**Task:**
From the records that follow, copy every line that contains the word "JSON".

**Supplied data:**
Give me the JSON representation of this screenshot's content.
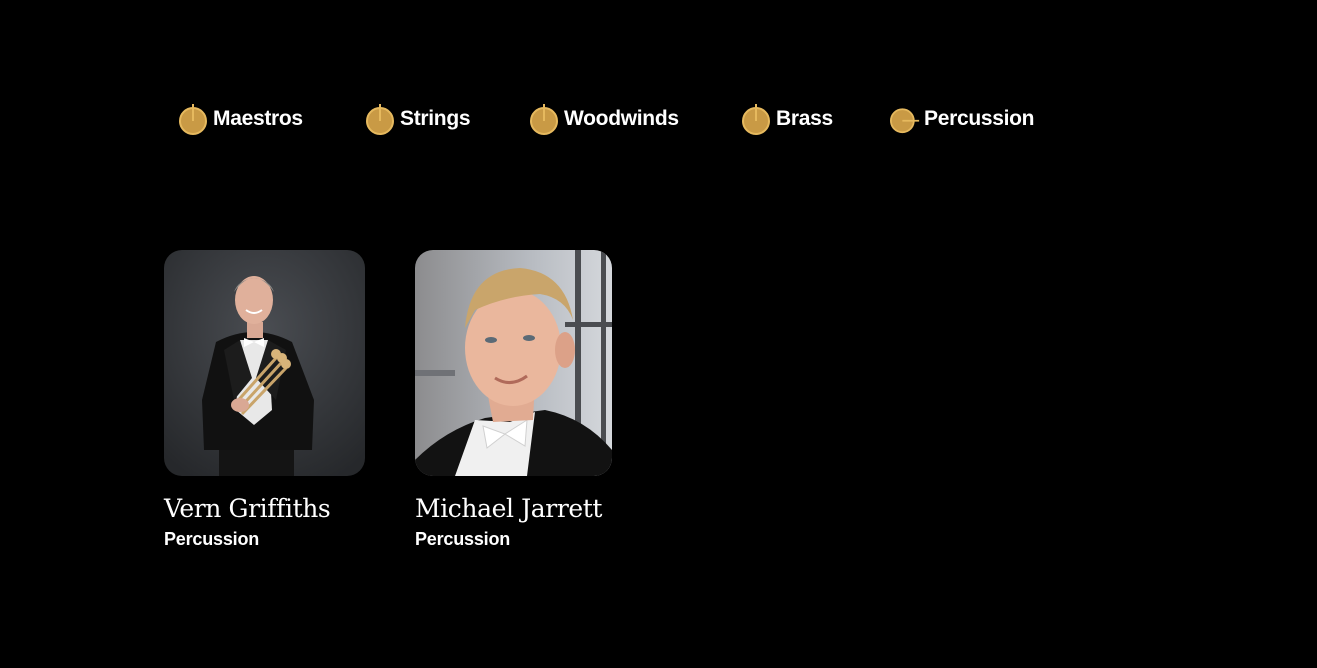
{
  "colors": {
    "background": "#000000",
    "accent": "#c99a45",
    "accent_stroke": "#e6b95e",
    "text": "#ffffff"
  },
  "filters": [
    {
      "label": "Maestros",
      "icon": "knob-icon",
      "selected": false
    },
    {
      "label": "Strings",
      "icon": "knob-icon",
      "selected": false
    },
    {
      "label": "Woodwinds",
      "icon": "knob-icon",
      "selected": false
    },
    {
      "label": "Brass",
      "icon": "knob-icon",
      "selected": false
    },
    {
      "label": "Percussion",
      "icon": "knob-icon",
      "selected": true
    }
  ],
  "members": [
    {
      "name": "Vern Griffiths",
      "section": "Percussion",
      "photo": "portrait-with-mallets"
    },
    {
      "name": "Michael Jarrett",
      "section": "Percussion",
      "photo": "portrait-headshot"
    }
  ]
}
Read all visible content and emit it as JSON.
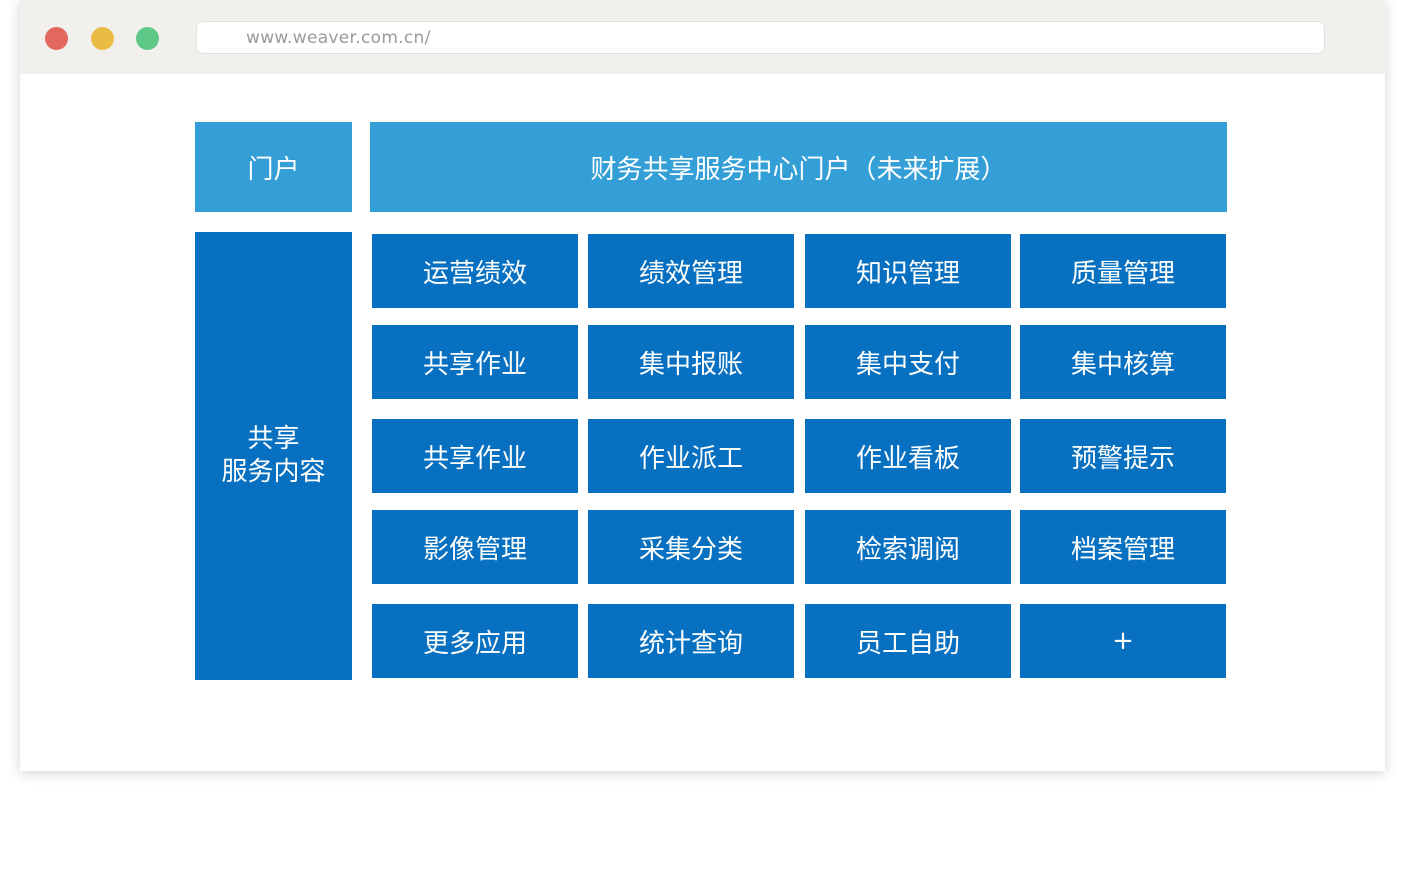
{
  "browser": {
    "url": "www.weaver.com.cn/",
    "dots": [
      {
        "name": "close-dot",
        "color": "#e2675f"
      },
      {
        "name": "minimize-dot",
        "color": "#ebbc43"
      },
      {
        "name": "maximize-dot",
        "color": "#5ec889"
      }
    ]
  },
  "colors": {
    "portal": "#349fd6",
    "service": "#0770c0"
  },
  "portal": {
    "label": "门户",
    "title": "财务共享服务中心门户（未来扩展）"
  },
  "shared_service": {
    "label_line1": "共享",
    "label_line2": "服务内容"
  },
  "grid": {
    "rows": [
      [
        "运营绩效",
        "绩效管理",
        "知识管理",
        "质量管理"
      ],
      [
        "共享作业",
        "集中报账",
        "集中支付",
        "集中核算"
      ],
      [
        "共享作业",
        "作业派工",
        "作业看板",
        "预警提示"
      ],
      [
        "影像管理",
        "采集分类",
        "检索调阅",
        "档案管理"
      ],
      [
        "更多应用",
        "统计查询",
        "员工自助",
        "+"
      ]
    ]
  }
}
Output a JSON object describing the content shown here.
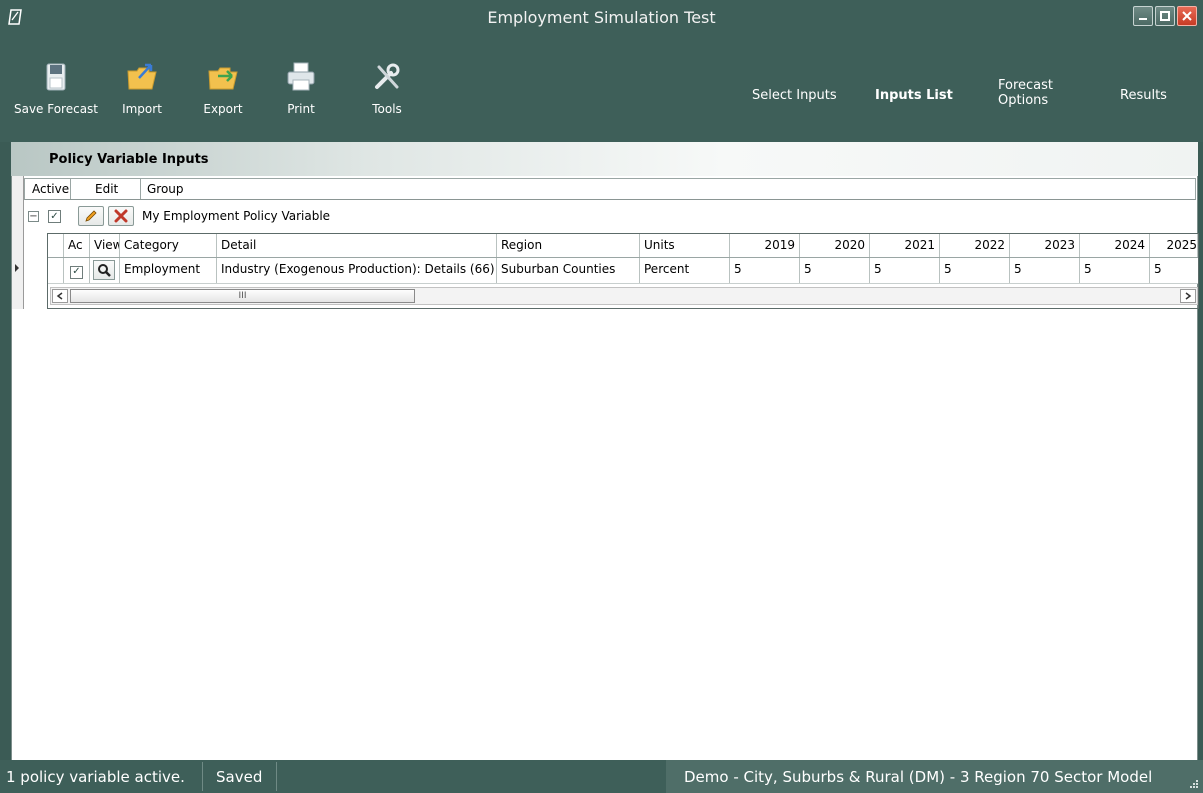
{
  "window": {
    "title": "Employment Simulation Test"
  },
  "toolbar": {
    "tools": [
      {
        "id": "save",
        "label": "Save Forecast",
        "icon": "floppy-disk-icon"
      },
      {
        "id": "import",
        "label": "Import",
        "icon": "folder-import-icon"
      },
      {
        "id": "export",
        "label": "Export",
        "icon": "folder-export-icon"
      },
      {
        "id": "print",
        "label": "Print",
        "icon": "printer-icon"
      },
      {
        "id": "tools",
        "label": "Tools",
        "icon": "wrench-screwdriver-icon"
      }
    ],
    "nav": {
      "select_inputs": "Select Inputs",
      "inputs_list": "Inputs List",
      "forecast_options_line1": "Forecast",
      "forecast_options_line2": "Options",
      "results": "Results"
    }
  },
  "section": {
    "title": "Policy Variable Inputs"
  },
  "outer_grid": {
    "headers": {
      "active": "Active",
      "edit": "Edit",
      "group": "Group"
    },
    "group_row": {
      "group_name": "My Employment Policy Variable",
      "active": true
    }
  },
  "inner_grid": {
    "headers": {
      "active": "Ac",
      "view": "View",
      "category": "Category",
      "detail": "Detail",
      "region": "Region",
      "units": "Units",
      "y2019": "2019",
      "y2020": "2020",
      "y2021": "2021",
      "y2022": "2022",
      "y2023": "2023",
      "y2024": "2024",
      "y2025": "2025"
    },
    "row": {
      "active": true,
      "category": "Employment",
      "detail": "Industry (Exogenous Production): Details (66)",
      "region": "Suburban Counties",
      "units": "Percent",
      "y2019": "5",
      "y2020": "5",
      "y2021": "5",
      "y2022": "5",
      "y2023": "5",
      "y2024": "5",
      "y2025": "5"
    },
    "scroll": {
      "thumb_label": "III"
    }
  },
  "status": {
    "active_count": "1 policy variable active.",
    "save_state": "Saved",
    "model_info": "Demo - City, Suburbs & Rural (DM) -  3 Region 70 Sector Model"
  },
  "colors": {
    "chrome": "#3e5f59",
    "status_right": "#4f6e68",
    "delete_red": "#c0392b"
  }
}
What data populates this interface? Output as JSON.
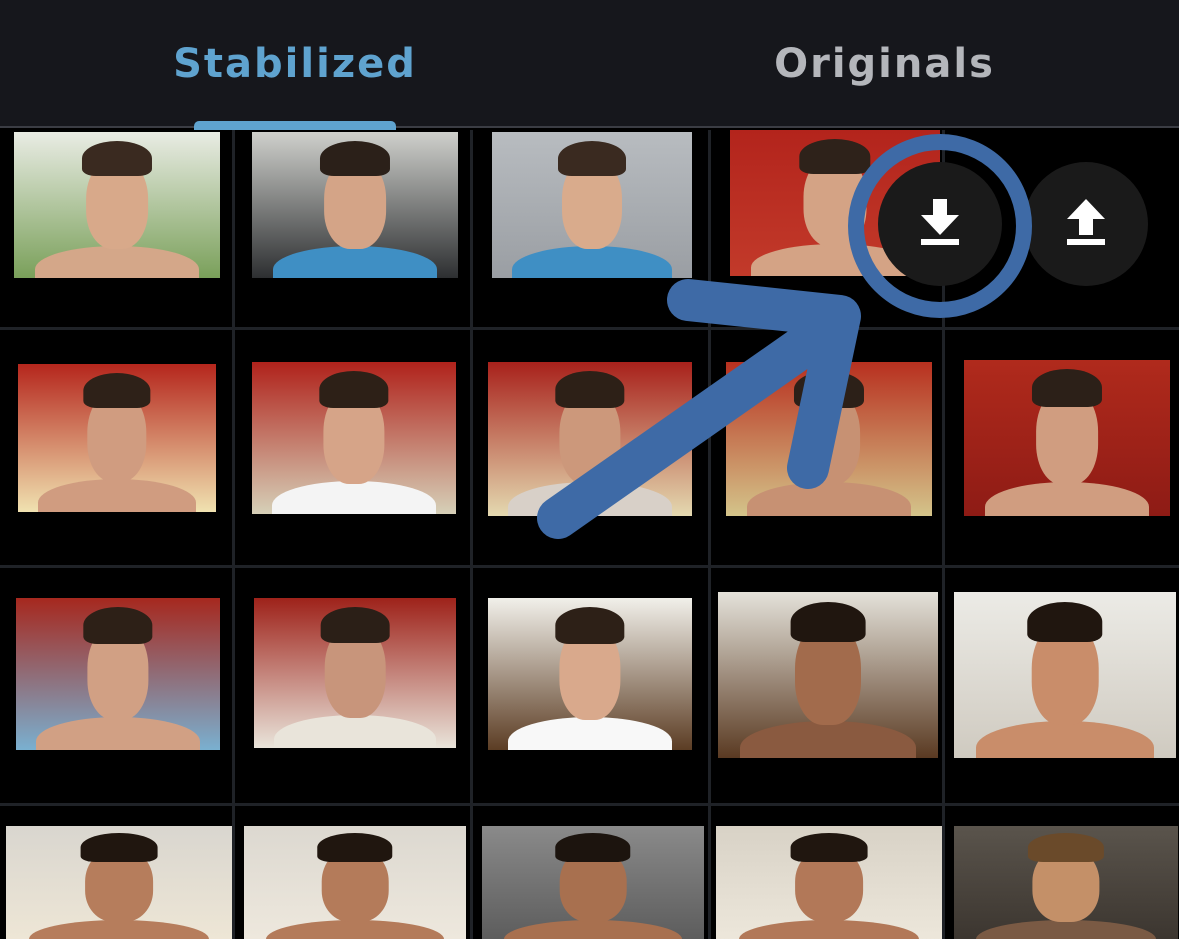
{
  "tabs": [
    {
      "label": "Stabilized",
      "active": true
    },
    {
      "label": "Originals",
      "active": false
    }
  ],
  "actions": {
    "download_icon": "download-icon",
    "upload_icon": "upload-icon"
  },
  "colors": {
    "tabbar_bg": "#16171c",
    "active_tab_text": "#5fa3cf",
    "inactive_tab_text": "#b4b6bb",
    "indicator": "#5fa3cf",
    "annotation": "#3e6aa6",
    "button_bg": "#1a1a1a",
    "icon": "#ffffff"
  },
  "photos": [
    {
      "bg": "#e9ece4",
      "wall": "#7aa05a",
      "skin": "#d8a98a",
      "hair": "#3a2a20",
      "shirt": "#d4a789"
    },
    {
      "bg": "#cfd0cc",
      "wall": "#2d2f31",
      "skin": "#d4a487",
      "hair": "#2b2019",
      "shirt": "#3f8fc4"
    },
    {
      "bg": "#b8bcc0",
      "wall": "#9a9ea3",
      "skin": "#d9ab8c",
      "hair": "#3a2a20",
      "shirt": "#3f8fc4"
    },
    {
      "bg": "#b3241c",
      "wall": "#c23a2a",
      "skin": "#d4a385",
      "hair": "#2e221a",
      "shirt": "#d4a385"
    },
    {
      "bg": "#b3241c",
      "wall": "#8a1d16",
      "skin": "#c89478",
      "hair": "#24190f",
      "shirt": "#e8e8e8"
    },
    {
      "bg": "#b5261c",
      "wall": "#f0e2b0",
      "skin": "#d09c80",
      "hair": "#2e2118",
      "shirt": "#d09c80"
    },
    {
      "bg": "#b0221b",
      "wall": "#d6d0b8",
      "skin": "#d6a488",
      "hair": "#2d2017",
      "shirt": "#f4f4f4"
    },
    {
      "bg": "#a8211b",
      "wall": "#e4d9b0",
      "skin": "#cc987b",
      "hair": "#2d2017",
      "shirt": "#d8d0c8"
    },
    {
      "bg": "#b8301f",
      "wall": "#d4c48a",
      "skin": "#c79173",
      "hair": "#2c2018",
      "shirt": "#c79173"
    },
    {
      "bg": "#b02a1c",
      "wall": "#8e1b15",
      "skin": "#d09d80",
      "hair": "#2c2018",
      "shirt": "#d09d80"
    },
    {
      "bg": "#a6281e",
      "wall": "#7ab0d0",
      "skin": "#d1a084",
      "hair": "#2d2017",
      "shirt": "#d1a084"
    },
    {
      "bg": "#9e221a",
      "wall": "#e9e4da",
      "skin": "#c8957b",
      "hair": "#2b1f17",
      "shirt": "#e9e4da"
    },
    {
      "bg": "#f1f0ea",
      "wall": "#5c3d24",
      "skin": "#d9a98c",
      "hair": "#2d2017",
      "shirt": "#f8f8f8"
    },
    {
      "bg": "#e4e2da",
      "wall": "#5a3a22",
      "skin": "#a26b4c",
      "hair": "#20160f",
      "shirt": "#8a5a40"
    },
    {
      "bg": "#ecebe6",
      "wall": "#cfcac0",
      "skin": "#c98d6a",
      "hair": "#20160f",
      "shirt": "#c98d6a"
    },
    {
      "bg": "#d9d6cf",
      "wall": "#efe7d6",
      "skin": "#b67d5c",
      "hair": "#20160f",
      "shirt": "#b67d5c"
    },
    {
      "bg": "#dcd8d0",
      "wall": "#efe9de",
      "skin": "#b47b5a",
      "hair": "#20160f",
      "shirt": "#b47b5a"
    },
    {
      "bg": "#8a8a8a",
      "wall": "#5a5a5a",
      "skin": "#a8704f",
      "hair": "#1c140e",
      "shirt": "#a8704f"
    },
    {
      "bg": "#d8d2c6",
      "wall": "#eee8dc",
      "skin": "#b27858",
      "hair": "#20160f",
      "shirt": "#b27858"
    },
    {
      "bg": "#5a544c",
      "wall": "#3a342e",
      "skin": "#c49068",
      "hair": "#6a4a2a",
      "shirt": "#7a5a44"
    }
  ]
}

**Response:**
Give me the JSON representation of this screenshot's content.
Read all visible content and emit it as JSON.
Output a JSON object describing the content shown here.
What data populates this interface? Output as JSON.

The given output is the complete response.